Data to examine below:

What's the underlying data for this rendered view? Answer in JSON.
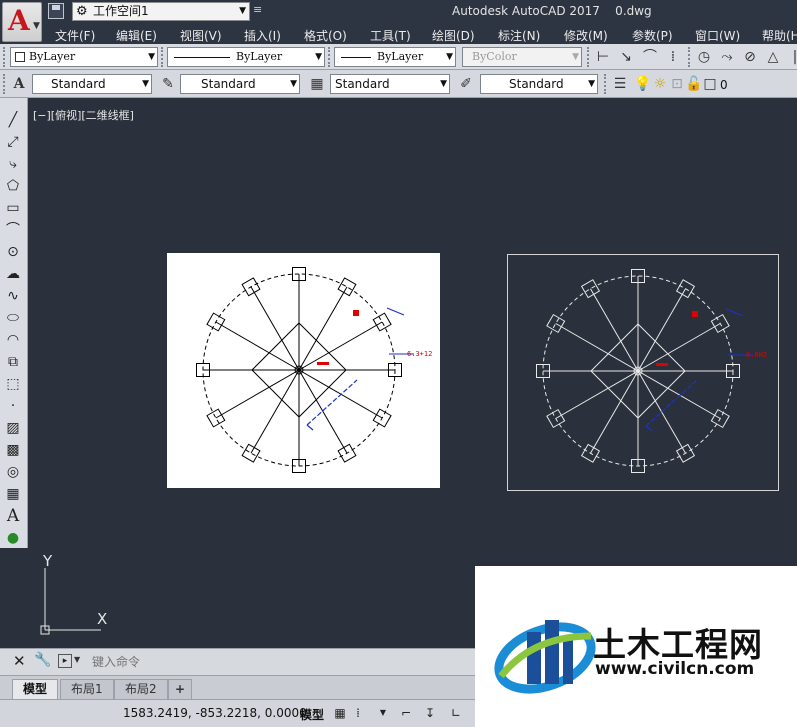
{
  "title_bar": {
    "workspace": "工作空间1",
    "app_title": "Autodesk AutoCAD 2017    0.dwg"
  },
  "menu": {
    "items": [
      {
        "label": "文件(F)"
      },
      {
        "label": "编辑(E)"
      },
      {
        "label": "视图(V)"
      },
      {
        "label": "插入(I)"
      },
      {
        "label": "格式(O)"
      },
      {
        "label": "工具(T)"
      },
      {
        "label": "绘图(D)"
      },
      {
        "label": "标注(N)"
      },
      {
        "label": "修改(M)"
      },
      {
        "label": "参数(P)"
      },
      {
        "label": "窗口(W)"
      },
      {
        "label": "帮助(H)"
      }
    ]
  },
  "properties_toolbar": {
    "color": "ByLayer",
    "linetype": "ByLayer",
    "lineweight": "ByLayer",
    "plotstyle": "ByColor"
  },
  "styles_toolbar": {
    "text_style": "Standard",
    "dim_style": "Standard",
    "table_style": "Standard",
    "mleader_style": "Standard",
    "layer": "0"
  },
  "canvas": {
    "view_label": "[−][俯视][二维线框]",
    "ucs": {
      "x": "X",
      "y": "Y"
    },
    "dim_label_right_white": "6.3+12",
    "dim_label_right_dark": "0.0H2"
  },
  "command_line": {
    "placeholder": "键入命令"
  },
  "layout_tabs": {
    "tabs": [
      {
        "label": "模型",
        "active": true
      },
      {
        "label": "布局1",
        "active": false
      },
      {
        "label": "布局2",
        "active": false
      }
    ],
    "add": "+"
  },
  "status_bar": {
    "coordinates": "1583.2419, -853.2218, 0.0000",
    "model": "模型"
  },
  "watermark": {
    "title": "土木工程网",
    "url": "www.civilcn.com"
  },
  "colors": {
    "canvas_bg": "#2b313c",
    "chrome_bg": "#2d3442",
    "toolbar_bg": "#d9dde3",
    "dim_red": "#e00000",
    "dim_blue": "#1a32c8"
  }
}
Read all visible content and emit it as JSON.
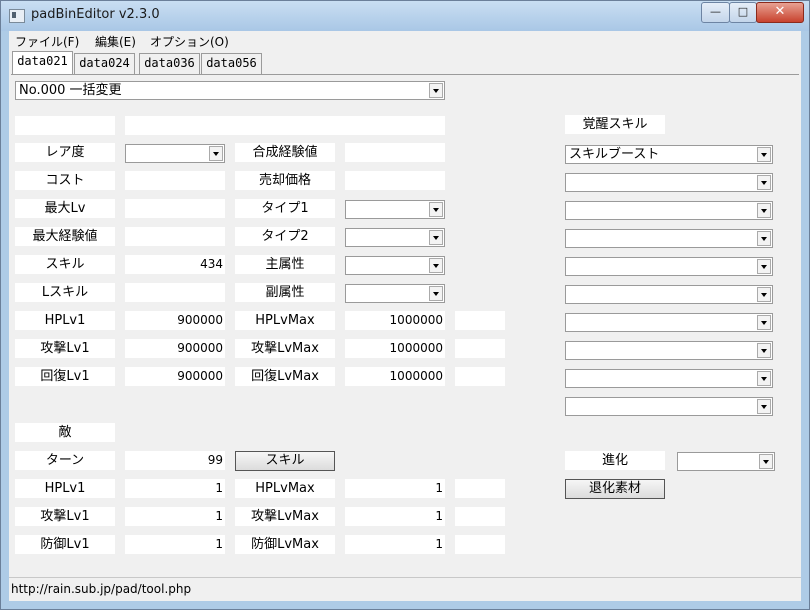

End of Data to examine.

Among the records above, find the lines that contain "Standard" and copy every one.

> Response area
    "text_style": "Standard",
    "dim_style": "Standard",
    "table_style": "Standard",
    "mleader_style": "Standard",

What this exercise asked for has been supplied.